(Beginning of SUPPLIED MATERIAL)

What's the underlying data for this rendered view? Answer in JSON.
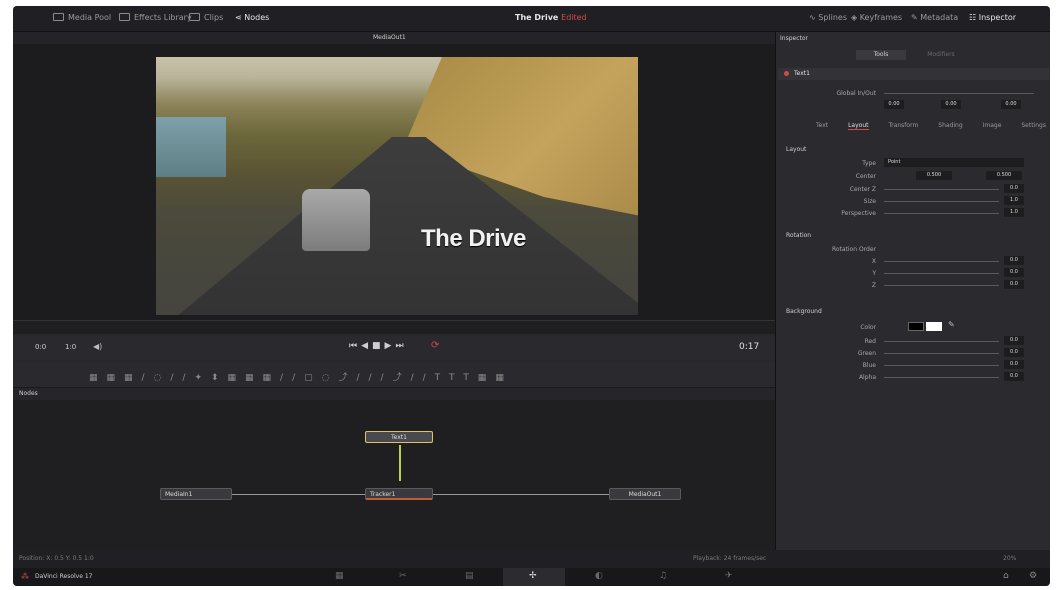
{
  "topbar": {
    "media_pool": "Media Pool",
    "effects_library": "Effects Library",
    "clips": "Clips",
    "nodes": "Nodes",
    "title": "The Drive",
    "title_status": "Edited",
    "splines": "Splines",
    "keyframes": "Keyframes",
    "metadata": "Metadata",
    "inspector": "Inspector"
  },
  "viewer": {
    "label": "MediaOut1",
    "overlay_text": "The Drive",
    "timecode_start": "0:0",
    "timecode_cur": "1:0",
    "timecode_end": "0:17"
  },
  "nodes": {
    "header": "Nodes",
    "text_node": "Text1",
    "media_in": "MediaIn1",
    "tracker": "Tracker1",
    "media_out": "MediaOut1"
  },
  "inspector": {
    "header": "Inspector",
    "tab_tools": "Tools",
    "tab_modifiers": "Modifiers",
    "node_name": "Text1",
    "global_inout": "Global In/Out",
    "in_val": "0.00",
    "mid_val": "0.00",
    "out_val": "0.00",
    "subtabs": [
      "Text",
      "Layout",
      "Transform",
      "Shading",
      "Image",
      "Settings"
    ],
    "layout_section": "Layout",
    "type_label": "Type",
    "type_value": "Point",
    "center_label": "Center",
    "center_x": "0.500",
    "center_y": "0.500",
    "centerz_label": "Center Z",
    "centerz_val": "0.0",
    "size_label": "Size",
    "size_val": "1.0",
    "perspective_label": "Perspective",
    "perspective_val": "1.0",
    "rotation_section": "Rotation",
    "rotation_order": "Rotation Order",
    "x_label": "X",
    "y_label": "Y",
    "z_label": "Z",
    "x_val": "0.0",
    "y_val": "0.0",
    "z_val": "0.0",
    "background_section": "Background",
    "color_label": "Color",
    "red_label": "Red",
    "green_label": "Green",
    "blue_label": "Blue",
    "alpha_label": "Alpha",
    "red_val": "0.0",
    "green_val": "0.0",
    "blue_val": "0.0",
    "alpha_val": "0.0"
  },
  "status": {
    "left": "Position: X: 0.5   Y: 0.5   1:0",
    "right": "Playback: 24 frames/sec",
    "zoom": "20%"
  },
  "pagebar": {
    "app_name": "DaVinci Resolve 17"
  }
}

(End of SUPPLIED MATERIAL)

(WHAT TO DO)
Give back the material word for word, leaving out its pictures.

(EXERCISE RESULT)
What's the underlying data for this rendered view? Answer in JSON.
{
  "topbar": {
    "media_pool": "Media Pool",
    "effects_library": "Effects Library",
    "clips": "Clips",
    "nodes": "Nodes",
    "title": "The Drive",
    "title_status": "Edited",
    "splines": "Splines",
    "keyframes": "Keyframes",
    "metadata": "Metadata",
    "inspector": "Inspector"
  },
  "viewer": {
    "label": "MediaOut1",
    "overlay_text": "The Drive",
    "timecode_start": "0:0",
    "timecode_cur": "1:0",
    "timecode_end": "0:17"
  },
  "nodes": {
    "header": "Nodes",
    "text_node": "Text1",
    "media_in": "MediaIn1",
    "tracker": "Tracker1",
    "media_out": "MediaOut1"
  },
  "inspector": {
    "header": "Inspector",
    "tab_tools": "Tools",
    "tab_modifiers": "Modifiers",
    "node_name": "Text1",
    "global_inout": "Global In/Out",
    "in_val": "0.00",
    "mid_val": "0.00",
    "out_val": "0.00",
    "subtabs": [
      "Text",
      "Layout",
      "Transform",
      "Shading",
      "Image",
      "Settings"
    ],
    "layout_section": "Layout",
    "type_label": "Type",
    "type_value": "Point",
    "center_label": "Center",
    "center_x": "0.500",
    "center_y": "0.500",
    "centerz_label": "Center Z",
    "centerz_val": "0.0",
    "size_label": "Size",
    "size_val": "1.0",
    "perspective_label": "Perspective",
    "perspective_val": "1.0",
    "rotation_section": "Rotation",
    "rotation_order": "Rotation Order",
    "x_label": "X",
    "y_label": "Y",
    "z_label": "Z",
    "x_val": "0.0",
    "y_val": "0.0",
    "z_val": "0.0",
    "background_section": "Background",
    "color_label": "Color",
    "red_label": "Red",
    "green_label": "Green",
    "blue_label": "Blue",
    "alpha_label": "Alpha",
    "red_val": "0.0",
    "green_val": "0.0",
    "blue_val": "0.0",
    "alpha_val": "0.0"
  },
  "status": {
    "left": "Position: X: 0.5   Y: 0.5   1:0",
    "right": "Playback: 24 frames/sec",
    "zoom": "20%"
  },
  "pagebar": {
    "app_name": "DaVinci Resolve 17"
  }
}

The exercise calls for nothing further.